[Interface dataset entries]
============================================================

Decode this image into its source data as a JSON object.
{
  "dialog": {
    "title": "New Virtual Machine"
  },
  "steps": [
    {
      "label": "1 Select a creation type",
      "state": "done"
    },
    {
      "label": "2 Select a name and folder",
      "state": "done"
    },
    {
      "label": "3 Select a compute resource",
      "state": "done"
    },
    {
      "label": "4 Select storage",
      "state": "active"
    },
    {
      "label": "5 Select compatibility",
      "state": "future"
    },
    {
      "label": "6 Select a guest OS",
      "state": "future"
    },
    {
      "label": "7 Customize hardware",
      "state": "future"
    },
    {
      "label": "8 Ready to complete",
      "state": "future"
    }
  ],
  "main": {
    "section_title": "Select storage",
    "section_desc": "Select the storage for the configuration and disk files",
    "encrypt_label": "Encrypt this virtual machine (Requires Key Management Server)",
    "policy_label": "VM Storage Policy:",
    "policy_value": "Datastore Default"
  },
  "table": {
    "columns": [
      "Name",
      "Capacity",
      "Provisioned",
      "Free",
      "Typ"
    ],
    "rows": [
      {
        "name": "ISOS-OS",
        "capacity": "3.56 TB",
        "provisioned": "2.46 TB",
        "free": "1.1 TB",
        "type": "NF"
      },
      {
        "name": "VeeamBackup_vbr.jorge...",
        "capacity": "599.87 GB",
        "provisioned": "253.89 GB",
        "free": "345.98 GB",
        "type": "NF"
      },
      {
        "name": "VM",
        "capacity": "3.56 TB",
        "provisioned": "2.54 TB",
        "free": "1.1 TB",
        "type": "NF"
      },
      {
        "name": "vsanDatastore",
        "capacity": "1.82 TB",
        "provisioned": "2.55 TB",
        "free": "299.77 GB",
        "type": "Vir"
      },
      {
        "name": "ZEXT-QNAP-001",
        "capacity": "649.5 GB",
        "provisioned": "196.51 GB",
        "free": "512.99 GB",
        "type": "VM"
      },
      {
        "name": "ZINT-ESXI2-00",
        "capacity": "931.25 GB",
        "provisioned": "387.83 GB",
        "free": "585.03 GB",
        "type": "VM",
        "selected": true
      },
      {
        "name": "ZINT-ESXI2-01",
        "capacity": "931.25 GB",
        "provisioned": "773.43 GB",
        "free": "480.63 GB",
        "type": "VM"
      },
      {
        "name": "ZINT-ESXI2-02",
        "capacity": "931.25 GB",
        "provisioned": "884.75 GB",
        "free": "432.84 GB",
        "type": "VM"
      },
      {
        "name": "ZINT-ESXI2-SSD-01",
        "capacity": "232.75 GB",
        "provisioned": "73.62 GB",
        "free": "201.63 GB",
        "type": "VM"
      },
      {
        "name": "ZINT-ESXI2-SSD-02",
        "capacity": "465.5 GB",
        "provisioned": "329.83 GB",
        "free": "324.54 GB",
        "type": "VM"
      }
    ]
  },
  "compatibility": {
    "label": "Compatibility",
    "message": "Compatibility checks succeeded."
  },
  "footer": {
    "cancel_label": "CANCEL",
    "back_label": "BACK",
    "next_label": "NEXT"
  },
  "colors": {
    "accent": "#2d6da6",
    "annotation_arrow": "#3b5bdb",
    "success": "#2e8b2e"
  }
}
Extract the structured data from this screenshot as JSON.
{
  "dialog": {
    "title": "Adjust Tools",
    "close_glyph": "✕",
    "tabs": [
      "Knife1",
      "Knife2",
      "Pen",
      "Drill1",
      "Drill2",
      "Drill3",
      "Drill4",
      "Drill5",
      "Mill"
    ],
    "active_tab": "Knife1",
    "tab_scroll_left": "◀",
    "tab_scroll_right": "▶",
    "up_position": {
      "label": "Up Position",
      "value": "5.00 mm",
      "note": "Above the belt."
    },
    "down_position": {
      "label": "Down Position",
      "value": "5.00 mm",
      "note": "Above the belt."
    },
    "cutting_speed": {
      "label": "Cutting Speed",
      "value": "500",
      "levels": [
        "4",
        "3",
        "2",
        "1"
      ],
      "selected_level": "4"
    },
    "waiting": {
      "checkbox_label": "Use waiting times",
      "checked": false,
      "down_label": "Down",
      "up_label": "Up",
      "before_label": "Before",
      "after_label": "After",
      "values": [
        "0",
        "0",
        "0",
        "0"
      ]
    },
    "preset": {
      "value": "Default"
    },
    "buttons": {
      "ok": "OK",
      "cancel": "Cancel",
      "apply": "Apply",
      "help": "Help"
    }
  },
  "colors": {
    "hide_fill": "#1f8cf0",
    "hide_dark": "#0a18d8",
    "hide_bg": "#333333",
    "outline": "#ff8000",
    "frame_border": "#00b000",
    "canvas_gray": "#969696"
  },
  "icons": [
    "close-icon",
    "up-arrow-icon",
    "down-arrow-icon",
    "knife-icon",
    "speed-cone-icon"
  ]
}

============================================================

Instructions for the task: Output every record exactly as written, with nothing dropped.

Reply to the task:
Decode this image into its source data as a JSON object.
{
  "dialog": {
    "title": "New Virtual Machine"
  },
  "steps": [
    {
      "label": "1 Select a creation type",
      "state": "done"
    },
    {
      "label": "2 Select a name and folder",
      "state": "done"
    },
    {
      "label": "3 Select a compute resource",
      "state": "done"
    },
    {
      "label": "4 Select storage",
      "state": "active"
    },
    {
      "label": "5 Select compatibility",
      "state": "future"
    },
    {
      "label": "6 Select a guest OS",
      "state": "future"
    },
    {
      "label": "7 Customize hardware",
      "state": "future"
    },
    {
      "label": "8 Ready to complete",
      "state": "future"
    }
  ],
  "main": {
    "section_title": "Select storage",
    "section_desc": "Select the storage for the configuration and disk files",
    "encrypt_label": "Encrypt this virtual machine (Requires Key Management Server)",
    "policy_label": "VM Storage Policy:",
    "policy_value": "Datastore Default"
  },
  "table": {
    "columns": [
      "Name",
      "Capacity",
      "Provisioned",
      "Free",
      "Typ"
    ],
    "rows": [
      {
        "name": "ISOS-OS",
        "capacity": "3.56 TB",
        "provisioned": "2.46 TB",
        "free": "1.1 TB",
        "type": "NF"
      },
      {
        "name": "VeeamBackup_vbr.jorge...",
        "capacity": "599.87 GB",
        "provisioned": "253.89 GB",
        "free": "345.98 GB",
        "type": "NF"
      },
      {
        "name": "VM",
        "capacity": "3.56 TB",
        "provisioned": "2.54 TB",
        "free": "1.1 TB",
        "type": "NF"
      },
      {
        "name": "vsanDatastore",
        "capacity": "1.82 TB",
        "provisioned": "2.55 TB",
        "free": "299.77 GB",
        "type": "Vir"
      },
      {
        "name": "ZEXT-QNAP-001",
        "capacity": "649.5 GB",
        "provisioned": "196.51 GB",
        "free": "512.99 GB",
        "type": "VM"
      },
      {
        "name": "ZINT-ESXI2-00",
        "capacity": "931.25 GB",
        "provisioned": "387.83 GB",
        "free": "585.03 GB",
        "type": "VM",
        "selected": true
      },
      {
        "name": "ZINT-ESXI2-01",
        "capacity": "931.25 GB",
        "provisioned": "773.43 GB",
        "free": "480.63 GB",
        "type": "VM"
      },
      {
        "name": "ZINT-ESXI2-02",
        "capacity": "931.25 GB",
        "provisioned": "884.75 GB",
        "free": "432.84 GB",
        "type": "VM"
      },
      {
        "name": "ZINT-ESXI2-SSD-01",
        "capacity": "232.75 GB",
        "provisioned": "73.62 GB",
        "free": "201.63 GB",
        "type": "VM"
      },
      {
        "name": "ZINT-ESXI2-SSD-02",
        "capacity": "465.5 GB",
        "provisioned": "329.83 GB",
        "free": "324.54 GB",
        "type": "VM"
      }
    ]
  },
  "compatibility": {
    "label": "Compatibility",
    "message": "Compatibility checks succeeded."
  },
  "footer": {
    "cancel_label": "CANCEL",
    "back_label": "BACK",
    "next_label": "NEXT"
  },
  "colors": {
    "accent": "#2d6da6",
    "annotation_arrow": "#3b5bdb",
    "success": "#2e8b2e"
  }
}
Extract the structured data from this screenshot as JSON.
{
  "dialog": {
    "title": "Adjust Tools",
    "close_glyph": "✕",
    "tabs": [
      "Knife1",
      "Knife2",
      "Pen",
      "Drill1",
      "Drill2",
      "Drill3",
      "Drill4",
      "Drill5",
      "Mill"
    ],
    "active_tab": "Knife1",
    "tab_scroll_left": "◀",
    "tab_scroll_right": "▶",
    "up_position": {
      "label": "Up Position",
      "value": "5.00 mm",
      "note": "Above the belt."
    },
    "down_position": {
      "label": "Down Position",
      "value": "5.00 mm",
      "note": "Above the belt."
    },
    "cutting_speed": {
      "label": "Cutting Speed",
      "value": "500",
      "levels": [
        "4",
        "3",
        "2",
        "1"
      ],
      "selected_level": "4"
    },
    "waiting": {
      "checkbox_label": "Use waiting times",
      "checked": false,
      "down_label": "Down",
      "up_label": "Up",
      "before_label": "Before",
      "after_label": "After",
      "values": [
        "0",
        "0",
        "0",
        "0"
      ]
    },
    "preset": {
      "value": "Default"
    },
    "buttons": {
      "ok": "OK",
      "cancel": "Cancel",
      "apply": "Apply",
      "help": "Help"
    }
  },
  "colors": {
    "hide_fill": "#1f8cf0",
    "hide_dark": "#0a18d8",
    "hide_bg": "#333333",
    "outline": "#ff8000",
    "frame_border": "#00b000",
    "canvas_gray": "#969696"
  },
  "icons": [
    "close-icon",
    "up-arrow-icon",
    "down-arrow-icon",
    "knife-icon",
    "speed-cone-icon"
  ]
}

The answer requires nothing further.